The Viennese Interior

Lecture by Joseph Leo Koerner


Vienna has always taken its interiors very seriously. Between the fin-de-siècle and 1938, many important artists and intellectuals tackled the question of how to structure and define the inner spaces of everyday life – with the aim of establishing a correspondence between the built environment and the subjective, inner world. Hermann Broch spoke of a “void of values” in the period before World War I, and the new interior designs can be understood as attempts to fill this void.

In his lecture in the Secession’s Hauptraum, Joseph Leo Koerner will address the many and varied meanings of “The Viennese Interior”. This lecture also concludes the Secession’s program of Klimt Year events.

Joseph Leo Koerner is professor of art and architecture at Harvard University. He is currently working on the art, culture, politics, and intellectual currents of Vienna in the first two decades of the 20th century. Following his much-praised BBC documentary Vienna: City of Dreams, he is currently delivering the prestigious Slade Lectures in Oxford on the same theme.

The lecture is organized by the Secession and the Friends of the Secession

Joseph Leo Koerner
Born in Pittsburgh, Pennsylvania, and raised there and in Vienna, Joseph Leo Koerner studied at Yale University (B.A. 1980), Cambridge University (M.A. 1982), University of Heidelberg (1982-3), and University of California at Berkeley (M.A. 1985, Ph.D. 1988). After three years at the Society of Fellows, Harvard University (1986-89), he joined the Harvard faculty, where he was Professor of History of Art and Architecture until 1999. 1999-2000 he was Professor of Modern Art History at the University of Frankfurt; in 2000 he moved to London, where he was Professor first at University College London (until 2004), then at the Courtauld Institute of Art (until 2007). He is now Victor S. Thomas Professor of the History of Art and Architecture at Harvard University.

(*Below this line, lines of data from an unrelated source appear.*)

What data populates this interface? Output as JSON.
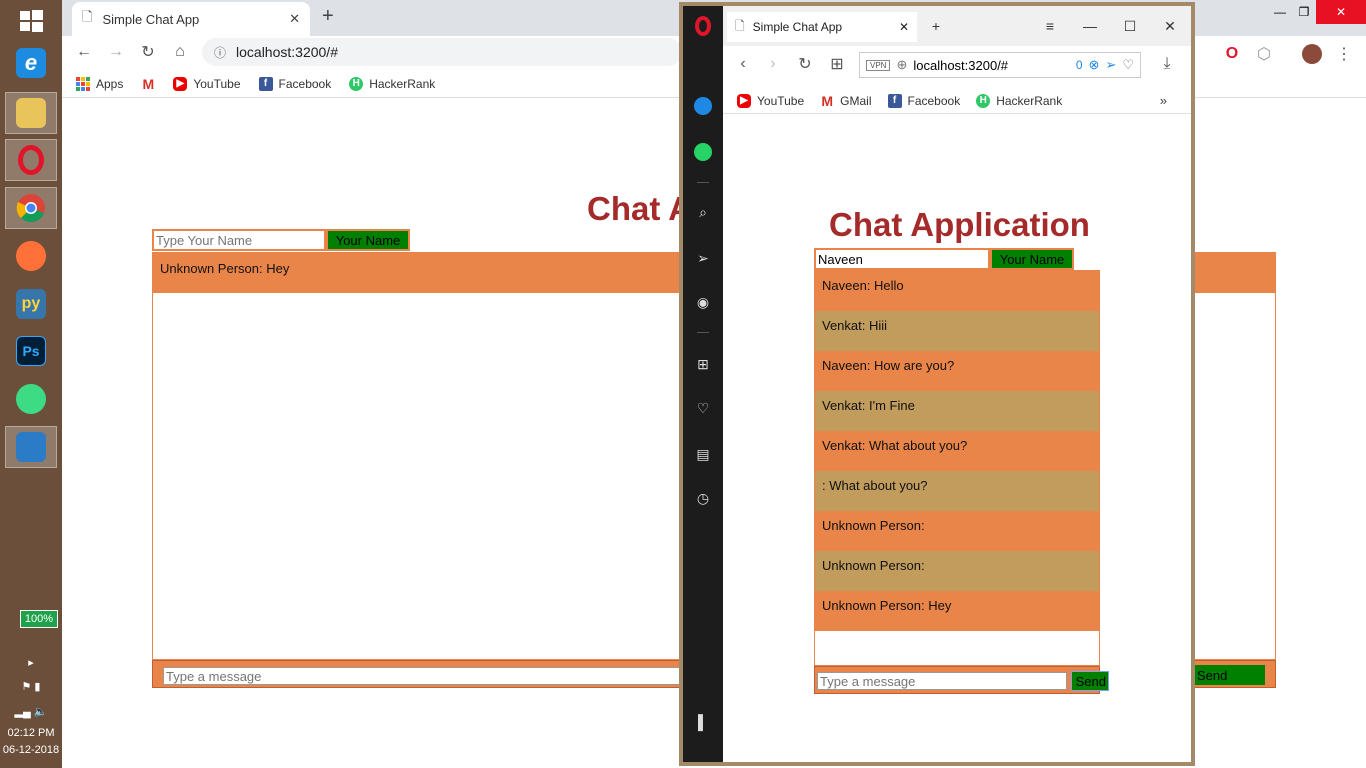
{
  "taskbar": {
    "apps": [
      "windows-start",
      "internet-explorer",
      "file-explorer",
      "opera",
      "chrome",
      "firefox",
      "python",
      "photoshop",
      "android-studio",
      "vscode"
    ],
    "battery": "100%",
    "time": "02:12 PM",
    "date": "06-12-2018"
  },
  "chrome": {
    "tab_title": "Simple Chat App",
    "url": "localhost:3200/#",
    "bookmarks": [
      "Apps",
      "",
      "YouTube",
      "Facebook",
      "HackerRank"
    ],
    "app": {
      "title": "Chat Application",
      "name_placeholder": "Type Your Name",
      "name_button": "Your Name",
      "messages": [
        "Unknown Person: Hey"
      ],
      "message_placeholder": "Type a message",
      "send_label": "Send"
    }
  },
  "opera": {
    "tab_title": "Simple Chat App",
    "url": "localhost:3200/#",
    "badge_count": "0",
    "bookmarks": [
      "YouTube",
      "GMail",
      "Facebook",
      "HackerRank"
    ],
    "app": {
      "title": "Chat Application",
      "name_value": "Naveen",
      "name_button": "Your Name",
      "messages": [
        "Naveen: Hello",
        "Venkat: Hiii",
        "Naveen: How are you?",
        "Venkat: I'm Fine",
        "Venkat: What about you?",
        ": What about you?",
        "Unknown Person:",
        "Unknown Person:",
        "Unknown Person: Hey"
      ],
      "message_placeholder": "Type a message",
      "send_label": "Send"
    }
  },
  "colors": {
    "title": "#a52a2a",
    "message_orange": "#ea8549",
    "message_tan": "#c19c5c",
    "button_green": "#008000"
  }
}
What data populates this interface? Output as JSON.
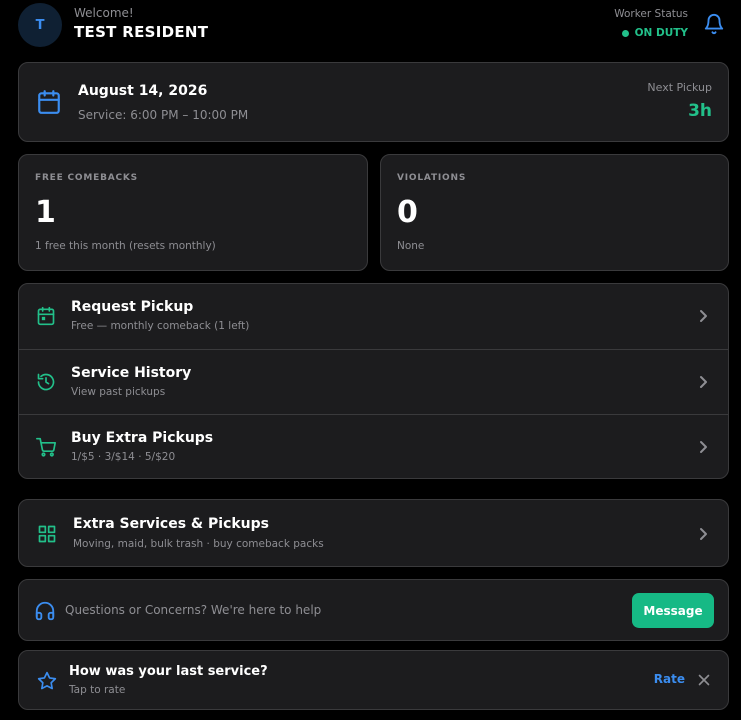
{
  "header": {
    "avatar_initial": "T",
    "welcome": "Welcome!",
    "name": "TEST RESIDENT",
    "worker_status_label": "Worker Status",
    "worker_status": "ON DUTY"
  },
  "service": {
    "date": "August 14, 2026",
    "window": "Service: 6:00 PM – 10:00 PM",
    "next_pickup_label": "Next Pickup",
    "next_pickup_value": "3h"
  },
  "stats": {
    "free_comebacks": {
      "label": "FREE COMEBACKS",
      "value": "1",
      "sub": "1 free this month (resets monthly)"
    },
    "violations": {
      "label": "VIOLATIONS",
      "value": "0",
      "sub": "None"
    }
  },
  "menu": [
    {
      "title": "Request Pickup",
      "sub": "Free — monthly comeback (1 left)",
      "icon": "calendar-plus-icon"
    },
    {
      "title": "Service History",
      "sub": "View past pickups",
      "icon": "history-icon"
    },
    {
      "title": "Buy Extra Pickups",
      "sub": "1/$5 · 3/$14 · 5/$20",
      "icon": "cart-icon"
    }
  ],
  "extra_services": {
    "title": "Extra Services & Pickups",
    "sub": "Moving, maid, bulk trash · buy comeback packs",
    "icon": "grid-icon"
  },
  "help": {
    "text": "Questions or Concerns? We're here to help",
    "button": "Message",
    "icon": "headset-icon"
  },
  "rating": {
    "title": "How was your last service?",
    "sub": "Tap to rate",
    "action": "Rate",
    "icon": "star-icon"
  },
  "colors": {
    "background": "#000000",
    "card": "#1c1c1e",
    "border": "#3a3a3c",
    "accent_green": "#22c08a",
    "accent_blue": "#3b8df0",
    "muted_text": "#8e8e93"
  }
}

Koerner organized teaching exhibitions at Harvard on Early Netherlandish Painting (1990), German Renaissance Art (1993), Pieter Bruegel (1995) and Netherlandish prints 1550-1675 (1999). At the Austrian National Gallery in 1997, he curated a retrospective of the work of his father, the painter Henry Koerner. In 2002, he collaborated with Bruno Latour and others on the exhibition Iconoclash: Beyond the Image Wars at the Center for Art and Media in Karlsruhe.

His books include Die Suche nach dem Labyrinth – Der Mythos von Daedalus und Ikarus (1983), Caspar David Friedrich and the Subject of Landscape (1990), The Moment of Self-Portraiture in German Renaissance Art (1993), and The Reformation of the Image (2004). Koerner wrote and presented the three-part series Northern Renaissance for BBC Television, as well as the feature-length documentary Vienna: City of Dreams, premiered on the BBC in December 2007.

Koerner was awarded the Jan Mitchell Prize for the History of Art in 1992. He is a member of the American Academy of Arts and Sciences (since 1995) and the American Philosophical Society (since 2008) and a Senior Fellow (since 2008) at Harvard’s Society of Fellows. He received the 2009 Andrew W. Mellon Distinguished Achievement Award, which funds projects during the years 2010-2014.